But the dead and dying
In my little town
Neil Remington Abramson and I have fond memories of Saskatoon, where we grew up, living side by side. My mother never fully got over having to leave the city, and my own memories remain profoundly pleasant. Neil has described that particular time in Saskatoon as Camelot-like. Didn’t initially appreciate the analogy, but am inclined to agree, now understanding what it’s about. Have not been in Saskatoon since 1980, so maybe this is the “old country” sentiment. Things have certainly changed, while the memory of the old country remains unchanging.
Not all people have that hometown memory, or fantasy. Daryl wrote to me about his hometown, as follows (e-mail correspondence reproduced with permission, with preferred identification):
You were asking about my hometown. Well, to use metaphors: my home town was an unctuous priest, or a smarmy uncle. The one no one really liked. A know-it- all, smugly condescending. Always offering advice, and expecting it to be taken, because it was for your own good. Meanwhile, behind your back, he was molesting your sister.
My hometown was like a reverse vampire: giving life, and then sucking it out of you, because those who controlled it didn’t want you to live too much (or more than them).
That was my hometown. I haven’t been back in decades.
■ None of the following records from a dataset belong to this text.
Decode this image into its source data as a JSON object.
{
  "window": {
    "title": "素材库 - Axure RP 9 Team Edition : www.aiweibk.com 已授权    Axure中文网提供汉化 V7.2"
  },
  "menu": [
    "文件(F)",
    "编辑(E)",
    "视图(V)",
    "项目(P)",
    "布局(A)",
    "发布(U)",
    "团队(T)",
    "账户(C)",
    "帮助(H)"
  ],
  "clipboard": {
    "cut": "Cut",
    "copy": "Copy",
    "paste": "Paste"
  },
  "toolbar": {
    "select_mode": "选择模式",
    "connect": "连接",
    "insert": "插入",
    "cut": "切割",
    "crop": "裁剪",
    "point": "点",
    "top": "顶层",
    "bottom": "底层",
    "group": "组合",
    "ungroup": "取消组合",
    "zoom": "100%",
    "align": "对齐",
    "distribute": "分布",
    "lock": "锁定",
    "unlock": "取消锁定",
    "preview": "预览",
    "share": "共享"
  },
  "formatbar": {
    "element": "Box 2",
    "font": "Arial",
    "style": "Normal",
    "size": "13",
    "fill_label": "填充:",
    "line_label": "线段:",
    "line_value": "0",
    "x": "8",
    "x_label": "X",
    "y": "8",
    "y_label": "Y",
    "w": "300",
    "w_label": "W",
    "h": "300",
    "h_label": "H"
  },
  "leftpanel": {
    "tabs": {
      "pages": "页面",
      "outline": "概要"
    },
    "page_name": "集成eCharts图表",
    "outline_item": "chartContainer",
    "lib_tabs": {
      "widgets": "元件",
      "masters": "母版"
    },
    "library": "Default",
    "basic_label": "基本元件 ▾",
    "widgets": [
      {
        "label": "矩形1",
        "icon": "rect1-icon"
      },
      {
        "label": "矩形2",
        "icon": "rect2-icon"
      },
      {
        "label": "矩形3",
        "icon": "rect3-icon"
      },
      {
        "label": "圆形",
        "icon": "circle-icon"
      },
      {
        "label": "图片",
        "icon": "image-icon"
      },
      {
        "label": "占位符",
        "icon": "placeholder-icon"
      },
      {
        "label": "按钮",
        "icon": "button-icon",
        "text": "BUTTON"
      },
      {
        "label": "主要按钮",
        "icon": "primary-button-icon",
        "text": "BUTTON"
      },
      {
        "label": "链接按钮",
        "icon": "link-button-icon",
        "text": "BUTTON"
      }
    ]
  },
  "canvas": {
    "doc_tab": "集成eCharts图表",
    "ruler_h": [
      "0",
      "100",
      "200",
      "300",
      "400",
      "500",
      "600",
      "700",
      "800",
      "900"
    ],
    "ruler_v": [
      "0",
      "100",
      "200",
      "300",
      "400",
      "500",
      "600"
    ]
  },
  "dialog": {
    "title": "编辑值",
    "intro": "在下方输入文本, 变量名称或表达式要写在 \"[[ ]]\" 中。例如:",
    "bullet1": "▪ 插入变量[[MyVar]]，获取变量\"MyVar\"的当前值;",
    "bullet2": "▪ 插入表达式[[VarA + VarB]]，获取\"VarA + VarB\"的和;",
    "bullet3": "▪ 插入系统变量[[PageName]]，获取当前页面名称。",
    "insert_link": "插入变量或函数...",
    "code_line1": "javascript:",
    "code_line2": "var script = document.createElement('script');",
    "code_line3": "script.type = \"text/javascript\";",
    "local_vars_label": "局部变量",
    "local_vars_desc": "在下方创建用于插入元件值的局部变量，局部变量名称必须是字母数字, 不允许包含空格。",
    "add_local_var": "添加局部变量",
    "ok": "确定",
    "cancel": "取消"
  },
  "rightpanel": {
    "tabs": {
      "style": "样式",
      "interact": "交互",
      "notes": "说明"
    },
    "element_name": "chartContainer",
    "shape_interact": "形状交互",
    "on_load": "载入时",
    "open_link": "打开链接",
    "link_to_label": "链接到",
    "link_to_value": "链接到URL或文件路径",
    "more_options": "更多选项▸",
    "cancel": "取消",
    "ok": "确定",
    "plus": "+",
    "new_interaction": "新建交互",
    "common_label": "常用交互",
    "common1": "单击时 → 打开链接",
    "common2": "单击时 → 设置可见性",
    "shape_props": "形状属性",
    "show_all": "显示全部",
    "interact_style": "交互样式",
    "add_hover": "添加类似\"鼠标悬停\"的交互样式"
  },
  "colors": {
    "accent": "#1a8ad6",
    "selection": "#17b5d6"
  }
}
Some want to go back. At least to the memory of what one knew. Others never want to go back. How does this affect later life, when one has little fondness about where one spent one’s childhood and adolescence?